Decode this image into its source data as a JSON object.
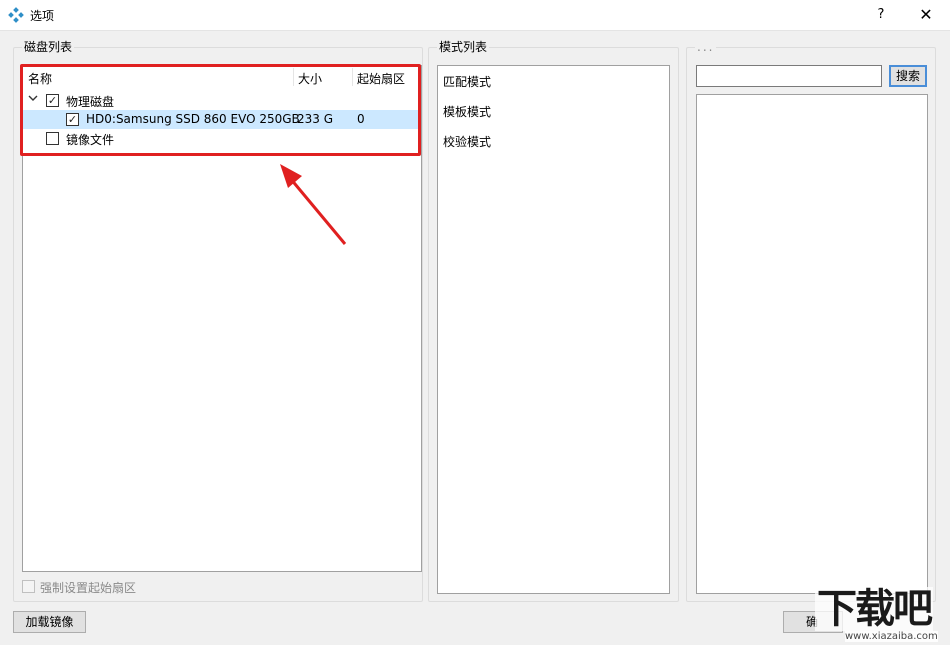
{
  "window": {
    "title": "选项",
    "help_label": "?",
    "close_label": "✕",
    "icon": "app-diamond-icon"
  },
  "disk_panel": {
    "group_title": "磁盘列表",
    "columns": [
      "名称",
      "大小",
      "起始扇区"
    ],
    "tree": [
      {
        "label": "物理磁盘",
        "expanded": true,
        "checked": true,
        "size": "",
        "start_sector": ""
      },
      {
        "label": "HD0:Samsung SSD 860 EVO 250GB",
        "checked": true,
        "size": "233 G",
        "start_sector": "0",
        "selected": true
      },
      {
        "label": "镜像文件",
        "checked": false,
        "size": "",
        "start_sector": ""
      }
    ],
    "force_sector_label": "强制设置起始扇区",
    "force_sector_checked": false
  },
  "mode_panel": {
    "group_title": "模式列表",
    "items": [
      "匹配模式",
      "模板模式",
      "校验模式"
    ]
  },
  "right_panel": {
    "group_title": "...",
    "search_value": "",
    "search_button": "搜索"
  },
  "footer": {
    "load_image_button": "加载镜像",
    "ok_button_partial": "确"
  },
  "annotation": {
    "highlight_color": "#e02020"
  },
  "watermark": {
    "text": "下载吧",
    "url": "www.xiazaiba.com"
  }
}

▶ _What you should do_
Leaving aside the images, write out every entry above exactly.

▶ _Task solution_
Decode this image into its source data as a JSON object.
{
  "window": {
    "title": "选项",
    "help_label": "?",
    "close_label": "✕",
    "icon": "app-diamond-icon"
  },
  "disk_panel": {
    "group_title": "磁盘列表",
    "columns": [
      "名称",
      "大小",
      "起始扇区"
    ],
    "tree": [
      {
        "label": "物理磁盘",
        "expanded": true,
        "checked": true,
        "size": "",
        "start_sector": ""
      },
      {
        "label": "HD0:Samsung SSD 860 EVO 250GB",
        "checked": true,
        "size": "233 G",
        "start_sector": "0",
        "selected": true
      },
      {
        "label": "镜像文件",
        "checked": false,
        "size": "",
        "start_sector": ""
      }
    ],
    "force_sector_label": "强制设置起始扇区",
    "force_sector_checked": false
  },
  "mode_panel": {
    "group_title": "模式列表",
    "items": [
      "匹配模式",
      "模板模式",
      "校验模式"
    ]
  },
  "right_panel": {
    "group_title": "...",
    "search_value": "",
    "search_button": "搜索"
  },
  "footer": {
    "load_image_button": "加载镜像",
    "ok_button_partial": "确"
  },
  "annotation": {
    "highlight_color": "#e02020"
  },
  "watermark": {
    "text": "下载吧",
    "url": "www.xiazaiba.com"
  }
}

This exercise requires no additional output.